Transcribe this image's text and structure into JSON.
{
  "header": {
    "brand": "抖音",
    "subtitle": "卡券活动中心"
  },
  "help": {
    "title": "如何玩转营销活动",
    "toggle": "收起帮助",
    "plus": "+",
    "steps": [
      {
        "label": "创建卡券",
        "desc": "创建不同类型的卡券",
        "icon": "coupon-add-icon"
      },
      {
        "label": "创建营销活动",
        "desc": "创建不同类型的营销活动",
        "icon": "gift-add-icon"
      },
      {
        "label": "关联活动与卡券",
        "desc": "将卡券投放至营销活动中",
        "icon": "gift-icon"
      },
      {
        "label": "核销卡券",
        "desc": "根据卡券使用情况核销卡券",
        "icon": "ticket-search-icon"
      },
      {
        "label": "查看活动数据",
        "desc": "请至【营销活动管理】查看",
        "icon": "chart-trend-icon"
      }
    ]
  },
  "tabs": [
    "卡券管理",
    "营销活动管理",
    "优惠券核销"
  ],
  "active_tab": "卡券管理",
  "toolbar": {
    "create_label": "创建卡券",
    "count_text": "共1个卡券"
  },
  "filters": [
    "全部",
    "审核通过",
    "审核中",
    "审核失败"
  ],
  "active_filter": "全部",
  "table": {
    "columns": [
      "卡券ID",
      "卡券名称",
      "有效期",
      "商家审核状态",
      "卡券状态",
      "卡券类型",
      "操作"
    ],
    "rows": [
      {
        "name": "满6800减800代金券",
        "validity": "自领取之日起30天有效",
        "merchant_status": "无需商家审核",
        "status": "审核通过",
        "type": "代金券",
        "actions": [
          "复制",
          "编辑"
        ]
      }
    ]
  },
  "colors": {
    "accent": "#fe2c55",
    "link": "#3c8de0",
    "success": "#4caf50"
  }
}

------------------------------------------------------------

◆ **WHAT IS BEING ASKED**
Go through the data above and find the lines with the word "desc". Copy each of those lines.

◆ **REPLY**
        "desc": "创建不同类型的卡券",
        "desc": "创建不同类型的营销活动",
        "desc": "将卡券投放至营销活动中",
        "desc": "根据卡券使用情况核销卡券",
        "desc": "请至【营销活动管理】查看",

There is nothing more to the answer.